Monday, July 30, 2012

The Ongoing Chase of "Stuff That Works"

One of my semi-regular features here is "Stuff That Works". In the articles posted under that heading, I review or simply brag on some piece of gear the serves me particularly well. I've written on topics ranging from electrical tape (to close vent holes on the soles of road shoes for winter riding) to bib shorts, winter gloves, and my favored Specialized shoes. Bike gear is expensive, so I like to share when I come upon something that offers real value.

Beyond function and style, it often becomes a matter of suitable fit for me. I envy the rider who can jump on virtually any bike in their size and ride in relative comfort. The same feeling goes for the folks who can pick up a pair of medium bibs, size 43 shoes, and large gloves, put them on and they seem to fit and suit them just fine.  I, on the other hand, have a hell of a time finding suitable fits on all of the above, excluding the electrical tape. My sit-bones are a little wide for many popular bib makes, my hands are wide and thick, and I have a high instep that makes any shoe built on a European-style last (read: most cycling shoes)impossible to close if I can get my feet into them at all. When I find gear that fits, I tend to stick with it. That's why I own half-a-dozen pair of Giordana bibs, four pair of Specialized gloves, Specialized road and mountain shoes, and every available color of DeFeets Blaze winter socks. I'm what those companies might call a loyal customer. The kind of customer that they seek out through advertising and constant schmoozing of  tech writers at VeloNews and Bicycling. The kind of customer they value. The kind of customers that are worth the dollars that they cost to attract because  customers like me don't mind supporting high margins in order to get the stuff that works. So, why the hell do these same companies keep changing stuff?  When I bought my first modern road bike, I picked up a pair of size large Assos gloves. No big deal until I needed to replace them and could not get my hands into the current XXL Assos gloves. After buying several other brands, I found some Specialized gloves that, well, fit like a glove, so I bought two pair.  One pair was destroyed by some unfortunate harsh contact with asphalt, so I bought a couple of more pair. They had changed the cut and made the body longer, putting the edge of the palm pad exactly where my hands usually rest on the hoods. They're OK, but I always reach for the old pair when riding long. The same goes for Giordana bibs. The fit within the brand changes from year-to-year even within the same model, so I was sent shopping again. I know this is not unique to cycling. Ask any runner and they'll tell you that if you like a pair of shoes, you'd better buy a few pair because the same model will be different next year. 

My current dilemma...
I love my 5-year-old S-Works road shoes, but I must admit to lust for these new Specialized 74's.

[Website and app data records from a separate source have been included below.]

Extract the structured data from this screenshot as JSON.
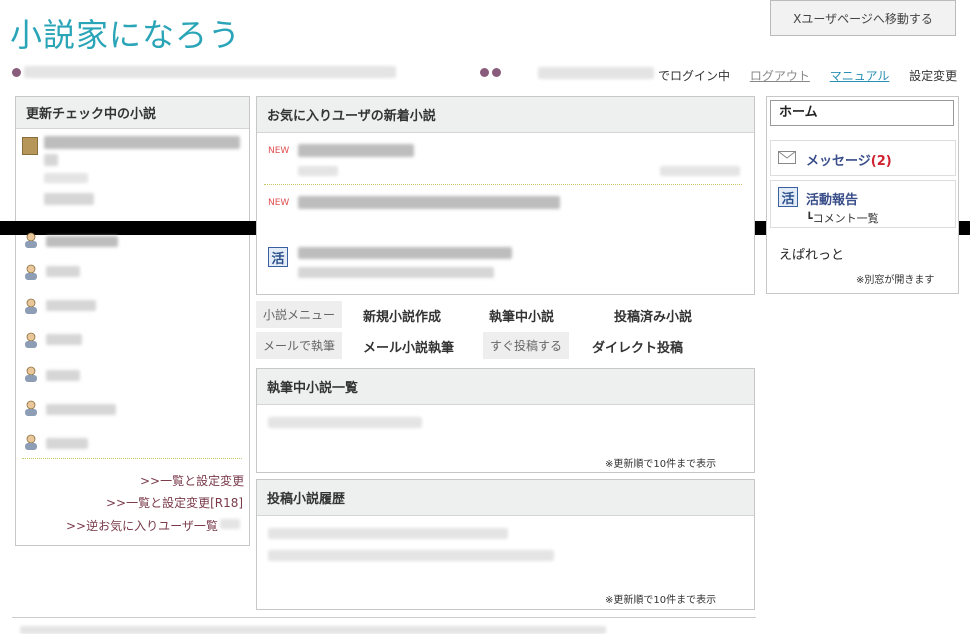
{
  "logo": {
    "text": "小説家になろう"
  },
  "header": {
    "x_button": "Xユーザページへ移動する",
    "login_suffix": "でログイン中",
    "nav": [
      "ログアウト",
      "マニュアル",
      "設定変更"
    ]
  },
  "left": {
    "title": "更新チェック中の小説",
    "links": [
      ">>一覧と設定変更",
      ">>一覧と設定変更[R18]",
      ">>逆お気に入りユーザ一覧"
    ]
  },
  "favorites": {
    "title": "お気に入りユーザの新着小説",
    "new_label": "NEW",
    "katsudo_icon": "活"
  },
  "menu": {
    "row1": {
      "tag": "小説メニュー",
      "items": [
        "新規小説作成",
        "執筆中小説",
        "投稿済み小説"
      ]
    },
    "row2": [
      {
        "tag": "メールで執筆",
        "item": "メール小説執筆"
      },
      {
        "tag": "すぐ投稿する",
        "item": "ダイレクト投稿"
      }
    ]
  },
  "drafts": {
    "title": "執筆中小説一覧",
    "note": "※更新順で10件まで表示"
  },
  "history": {
    "title": "投稿小説履歴",
    "note": "※更新順で10件まで表示"
  },
  "right": {
    "home": "ホーム",
    "messages_label": "メッセージ",
    "messages_count": "(2)",
    "activity_label": "活動報告",
    "activity_icon": "活",
    "comment_list": "┗コメント一覧",
    "ebaretto": "えぱれっと",
    "popup_note": "※別窓が開きます"
  }
}
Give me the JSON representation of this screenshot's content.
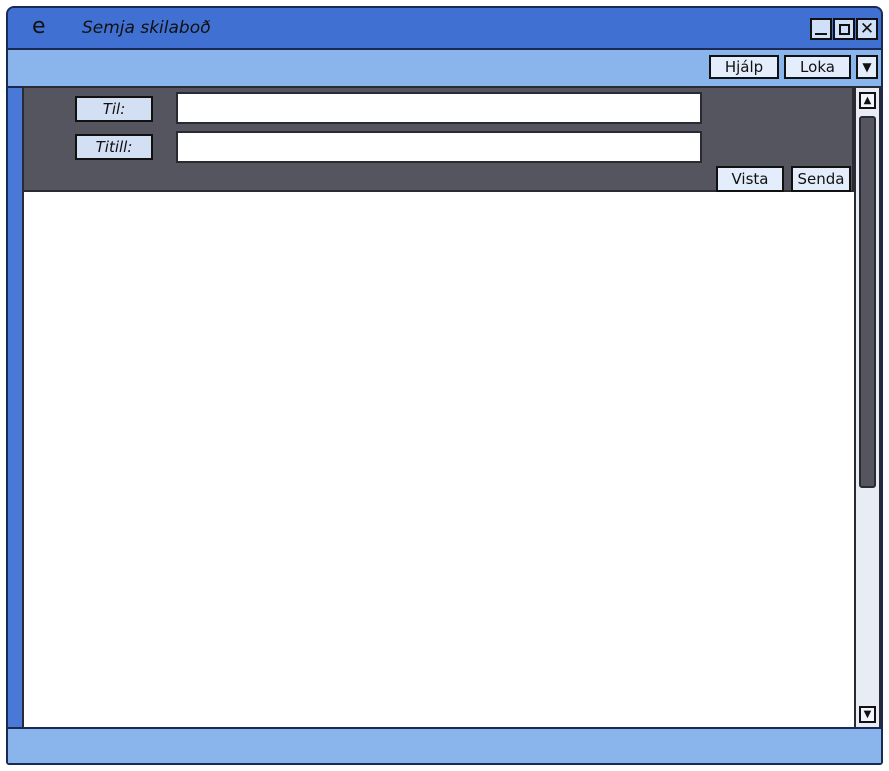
{
  "window": {
    "icon": "e",
    "title": "Semja skilaboð"
  },
  "window_controls": {
    "minimize_icon": "minimize-icon",
    "maximize_icon": "maximize-icon",
    "close_icon": "close-icon",
    "close_glyph": "✕"
  },
  "toolbar": {
    "help_label": "Hjálp",
    "close_label": "Loka",
    "dropdown_glyph": "▼"
  },
  "header": {
    "to_label": "Til:",
    "to_value": "",
    "subject_label": "Titill:",
    "subject_value": "",
    "preview_label": "Vista",
    "send_label": "Senda"
  },
  "body": {
    "value": ""
  },
  "scrollbar": {
    "up_glyph": "▲",
    "down_glyph": "▼"
  },
  "colors": {
    "window_frame": "#4a78d6",
    "toolbar": "#8ab4ec",
    "header_panel": "#555560",
    "button_face": "#e3edfb"
  }
}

I don't often suffer from bike lust, being very satisfied with my DuraAce equipped Litespeed Ghisallo, but recently  I spotted Specialized's new top-end road shoe, the 74. They were beautiful in a classic understated style and, of course, expensive, so I started rationalizing that I would pick up a pair sometime in the future as my old shoes wore out. Imagine my alarm when I read this:

Specialized revamp S-Works road shoes
".....Up front the toe-box has been reduced in volume for a closer fit."

Specialized has advertised for years that more Pro riders wear their shoes than any other brand, so why the hell would they change the fit? I can understand changes in materials, color, closures, etc., but the very reason that their shoes work for me in the roomy toe-box. For me, it provides room for my high instep; something that is unmatched by Sidi, Mavic, Shimano or any of the many other brands I've tried.For riders with different needs, Specialized  offers dealers a fit kit, wide and narrow sizes, and a range of insoles for a near custom fit. They've had a good thing going as far as I am concerned, so I hope they don't ruin it for me. On the other hand, I may need to get ahead of the 2013 model year and throw down the $$$$ for a pair of those sweet 74's; that is, if they fit.

1 comment:

ChrisC said...

Check out Gore Bike Wear. The company has made many statements to the effect that they will NOT change their sizing and fit (though they still have different cuts within their product line) from year to year. Of course, it needs to fit right in the first place...